# [EXERCISE REQUIREMENTS]
Your answer should be the entire listing, printed exactly.

# [RECORDS PROVIDED]
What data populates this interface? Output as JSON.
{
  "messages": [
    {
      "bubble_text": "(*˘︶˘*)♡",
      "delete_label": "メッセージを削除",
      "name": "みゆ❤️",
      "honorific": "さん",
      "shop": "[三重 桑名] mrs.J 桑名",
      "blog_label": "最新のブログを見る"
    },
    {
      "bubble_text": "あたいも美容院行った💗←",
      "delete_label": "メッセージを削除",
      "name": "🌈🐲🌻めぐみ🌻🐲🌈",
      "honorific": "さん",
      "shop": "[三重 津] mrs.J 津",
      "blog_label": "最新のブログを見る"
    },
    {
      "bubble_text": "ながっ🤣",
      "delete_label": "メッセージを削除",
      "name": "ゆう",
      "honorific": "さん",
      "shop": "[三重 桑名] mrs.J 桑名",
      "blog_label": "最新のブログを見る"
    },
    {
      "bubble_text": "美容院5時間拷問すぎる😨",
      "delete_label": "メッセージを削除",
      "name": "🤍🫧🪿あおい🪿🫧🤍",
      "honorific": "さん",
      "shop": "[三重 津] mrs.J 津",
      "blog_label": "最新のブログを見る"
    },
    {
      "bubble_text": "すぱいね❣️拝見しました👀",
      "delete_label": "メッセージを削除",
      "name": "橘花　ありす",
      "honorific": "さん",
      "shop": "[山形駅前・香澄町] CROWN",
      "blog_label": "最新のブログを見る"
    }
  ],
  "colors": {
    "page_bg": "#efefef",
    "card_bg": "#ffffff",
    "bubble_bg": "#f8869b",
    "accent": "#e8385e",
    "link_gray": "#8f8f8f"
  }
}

# [REPLY]
What data populates this interface? Output as JSON.
{
  "messages": [
    {
      "bubble_text": "(*˘︶˘*)♡",
      "delete_label": "メッセージを削除",
      "name": "みゆ❤️",
      "honorific": "さん",
      "shop": "[三重 桑名] mrs.J 桑名",
      "blog_label": "最新のブログを見る"
    },
    {
      "bubble_text": "あたいも美容院行った💗←",
      "delete_label": "メッセージを削除",
      "name": "🌈🐲🌻めぐみ🌻🐲🌈",
      "honorific": "さん",
      "shop": "[三重 津] mrs.J 津",
      "blog_label": "最新のブログを見る"
    },
    {
      "bubble_text": "ながっ🤣",
      "delete_label": "メッセージを削除",
      "name": "ゆう",
      "honorific": "さん",
      "shop": "[三重 桑名] mrs.J 桑名",
      "blog_label": "最新のブログを見る"
    },
    {
      "bubble_text": "美容院5時間拷問すぎる😨",
      "delete_label": "メッセージを削除",
      "name": "🤍🫧🪿あおい🪿🫧🤍",
      "honorific": "さん",
      "shop": "[三重 津] mrs.J 津",
      "blog_label": "最新のブログを見る"
    },
    {
      "bubble_text": "すぱいね❣️拝見しました👀",
      "delete_label": "メッセージを削除",
      "name": "橘花　ありす",
      "honorific": "さん",
      "shop": "[山形駅前・香澄町] CROWN",
      "blog_label": "最新のブログを見る"
    }
  ],
  "colors": {
    "page_bg": "#efefef",
    "card_bg": "#ffffff",
    "bubble_bg": "#f8869b",
    "accent": "#e8385e",
    "link_gray": "#8f8f8f"
  }
}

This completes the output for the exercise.